Work and pensions secretary Yvette Cooper confirmed that the government would start testing the 1.5 million people still receiving IB from October, building up to more than 10,000 tests a week, with IB phased out by April 2014.
Since October 2008, new applicants for out-of-work disability benefits have had to undergo the new test – repeatedly criticised as too strict and inflexible by campaigners – in order to qualify for employment and support allowance (ESA), the replacement for IB.
This week’s announcement came as the government revealed minor changes to the WCA, following the long-awaited publication of an internal review.
The assessment should now be easier to understand and more sensitive to fluctuating conditions such as ms and mental illness, while some people, such as those awaiting chemotherapy or with severe mental health conditions, will be exempt from the test.
The Disability Benefits Consortium (DBC) welcomed the exemptions but said the review does not reflect the problems the WCA is causing many disabled people, and the test remained “inflexible”, failed to recognise the impact of some impairments and “prevents people accessing tailored support to get work”.
A DBC spokesman added: “The Disability Benefits Consortium was asked to contribute to the review but is frustrated that concerns over the stringency of the assessment have largely gone unaddressed and opportunities for improvement have been missed.”
Neil Coyle, director of policy for Disability Alliance, a consortium member, said the review’s findings were “unacceptable” and failed to recognise the high levels of workplace discrimination that make it even harder for many disabled people to find jobs.
He added: “What is most worrying is that this pretence that [the WCA]is effective is going to blight potentially hundreds of thousands of people’s lives when you see migration from IB.”
Cooper also announced a series of other measures around welfare reform and disabled people.
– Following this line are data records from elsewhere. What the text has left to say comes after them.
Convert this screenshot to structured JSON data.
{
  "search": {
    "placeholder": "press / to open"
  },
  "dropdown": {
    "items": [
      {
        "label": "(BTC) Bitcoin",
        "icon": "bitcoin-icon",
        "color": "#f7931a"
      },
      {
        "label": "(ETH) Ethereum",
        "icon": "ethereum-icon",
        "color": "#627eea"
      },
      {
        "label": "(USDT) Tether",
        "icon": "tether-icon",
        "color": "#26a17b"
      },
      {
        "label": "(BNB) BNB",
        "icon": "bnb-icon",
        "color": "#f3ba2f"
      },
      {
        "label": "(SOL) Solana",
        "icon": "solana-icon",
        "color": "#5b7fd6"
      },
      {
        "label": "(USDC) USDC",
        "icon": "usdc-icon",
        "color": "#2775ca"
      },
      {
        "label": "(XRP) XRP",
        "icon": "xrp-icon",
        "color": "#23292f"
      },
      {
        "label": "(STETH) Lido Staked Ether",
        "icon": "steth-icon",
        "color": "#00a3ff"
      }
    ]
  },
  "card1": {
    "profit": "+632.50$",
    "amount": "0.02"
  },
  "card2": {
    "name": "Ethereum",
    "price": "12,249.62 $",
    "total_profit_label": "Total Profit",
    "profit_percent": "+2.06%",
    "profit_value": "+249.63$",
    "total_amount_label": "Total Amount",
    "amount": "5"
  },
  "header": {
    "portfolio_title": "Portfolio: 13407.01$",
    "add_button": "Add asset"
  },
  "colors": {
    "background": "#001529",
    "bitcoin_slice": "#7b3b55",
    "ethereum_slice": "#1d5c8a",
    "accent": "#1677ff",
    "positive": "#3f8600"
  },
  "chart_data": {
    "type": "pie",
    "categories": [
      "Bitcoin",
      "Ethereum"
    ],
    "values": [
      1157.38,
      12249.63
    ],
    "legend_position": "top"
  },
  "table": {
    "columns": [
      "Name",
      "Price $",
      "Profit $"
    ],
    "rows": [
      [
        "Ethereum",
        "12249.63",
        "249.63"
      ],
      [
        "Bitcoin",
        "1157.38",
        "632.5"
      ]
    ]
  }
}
There will be extra support for those who have been on IB for many years and are pronounced fit for work after taking the WCA, with compulsory jobs or work placements for those who don’t find work after two years on jobseeker’s allowance.
There will also be a guaranteed place on Work Choice – the specialist disability employment programme that will replace Workstep from October – for those on ESA who do not find a job after two years.
Those receiving ESA and considered able to take part in work-related activity will receive personalised support alongside a strict regime of requirements they will have to meet to continue receiving the benefit, with most expected to move off ESA within two years.
>From April 2011, a new employment support programme for disabled people will replace Pathways to Work – which the government said was “not flexible or cost effective enough”.
And changes to the access to work programme will see larger employers pay a higher contribution towards workplace adjustments, subsidising the costs of smaller employers.
Cooper said: “This is a ‘something for something’ approach which gives people more help alongside a responsibility to take it up so that no one who is fit for work is left to a life on benefits.”
The DWP said it expected that its reforms to IB and ESA would produce over £1.5 billion savings over the next five years.
1 April 2010